Moral Dimensions: Permissibility, Meaning, Blame
Format: PDF / Kindle (mobi) / ePub
In a clear and elegant style, T. M. Scanlon reframes current philosophical debates as he explores the moral permissibility of an action. Permissibility may seem to depend on the agent’s reasons for performing an action. For example, there seems to be an important moral difference between tactical bombing and a campaign by terrorists―even if the same number of non-combatants are killed―and this difference may seem to lie in the agents’ respective aims. However, Scanlon argues that the apparent dependence of permissibility on the agent’s reasons in such cases is merely a failure to distinguish between two kinds of moral assessment: assessment of the permissibility of an action and assessment of the way an agent decided what to do.
Distinguishing between these two forms of assessment leads Scanlon to an important distinction between the permissibility of an action and its meaning: the significance for others of the agent’s willingness to act in this way. An action’s meaning depends on the agent’s reasons for performing it in a way that its permissibility does not. Blame, he argues, is a response to the meaning of an action rather than its permissibility. This analysis leads to a novel account of the conditions of moral responsibility and to important conclusions about the ethics of blame.
between what is permissible and what is impermissible. It might be objected that an agent’s intention in both of the senses just mentioned is crucial to identifying what it is that he does, and that A would be performing a diﬀerent type of action in each of the three situations I have imagined. This is quite correct. But what is at issue is not whether the agent’s intent can determine the type of action he or she performs. (Obviously, it can.) The question is whether the agent’s intent is crucial
idea that in one case, but not in the other, the eﬀect on the one person is a means to saving the others. 121 4 Blame In this chapter I oﬀer an account of blame, based on the distinction between permissibility and meaning presented in the preceding chapters. Blame is a familiar aspect of moral experience, but it is surprisingly unclear exactly what it involves. Accounts of blame tend toward two ideas. The ﬁrst idea is essentially evaluative: that to blame someone is to arrive at a negative
example, can establish a special connection with someone whom one has never met, perhaps because this person lived long ago. Such a person may have a special place in our understanding of our own lives, as the person who developed a certain idea or who advanced in some way a goal to which we are committed. If we learn that in fact this person failed to live up to this value, or failed to fulﬁll the obligations of a member of this group, our relation with him or her will be impaired, the

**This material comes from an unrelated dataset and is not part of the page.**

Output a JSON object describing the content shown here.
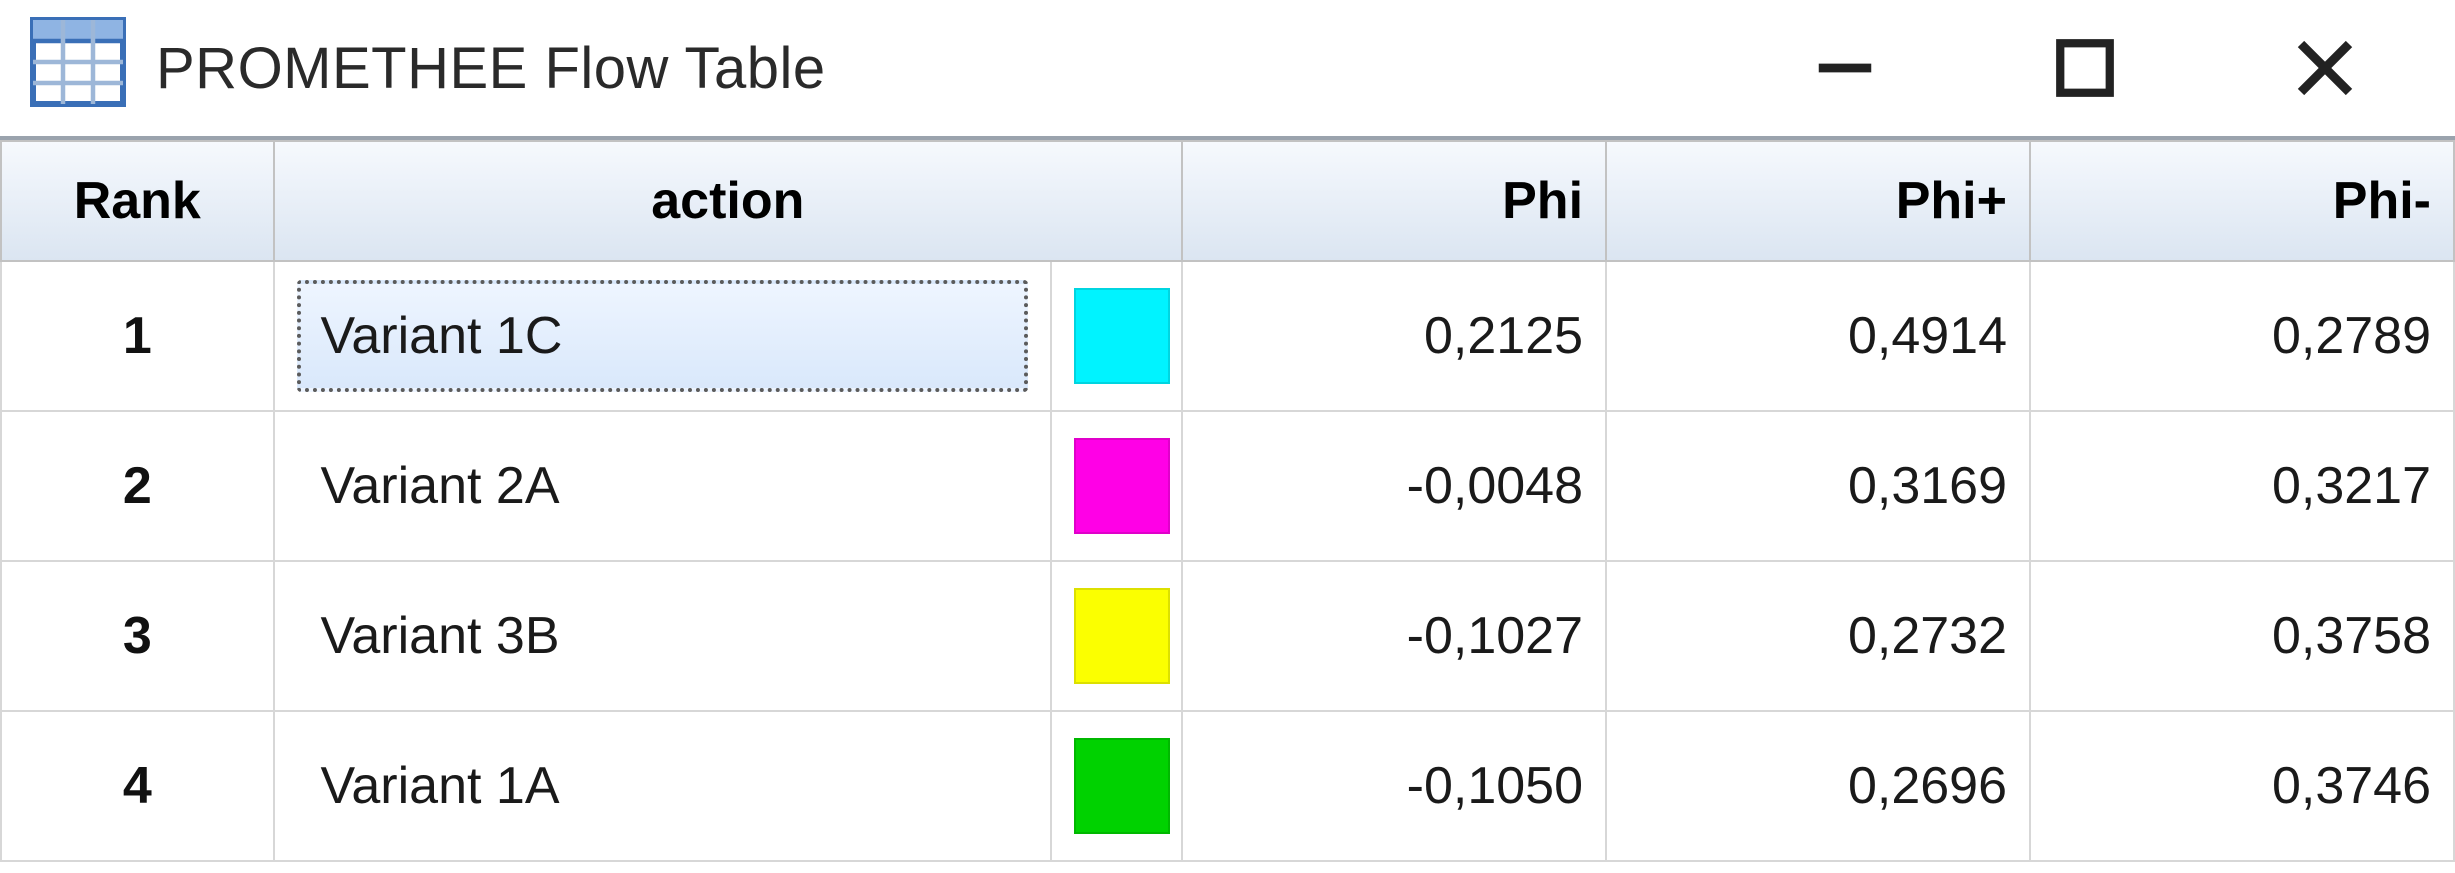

indicate untrustworthiness that impairs our moral relationship. G. A. Cohen identiﬁes several other ways in which a person’s standing to blame can be undermined.42 He observes, for example, that if you have told me to do something, ordered me to do it, or knowingly facilitated my doing it, then although you can correctly say that what I have done is wrong and blameworthy, you cannot blame me for doing it.43 This can be explained in the same way as the cases I have just discussed. Your involvement
carrying it out. Would you be intending to kill the civilians, or would their deaths be merely an unintended but foreseeable (albeit beneﬁcial) side eﬀect of the destruction of the plant?”5 Holding ﬁxed the actual consequences of the raid and what the parties have reason to believe these consequences to be, might an action be permissible if performed by an agent with one intention but impermissible if performed by an agent with a diﬀerent strategy in mind? I agree with Thomson in ﬁnding this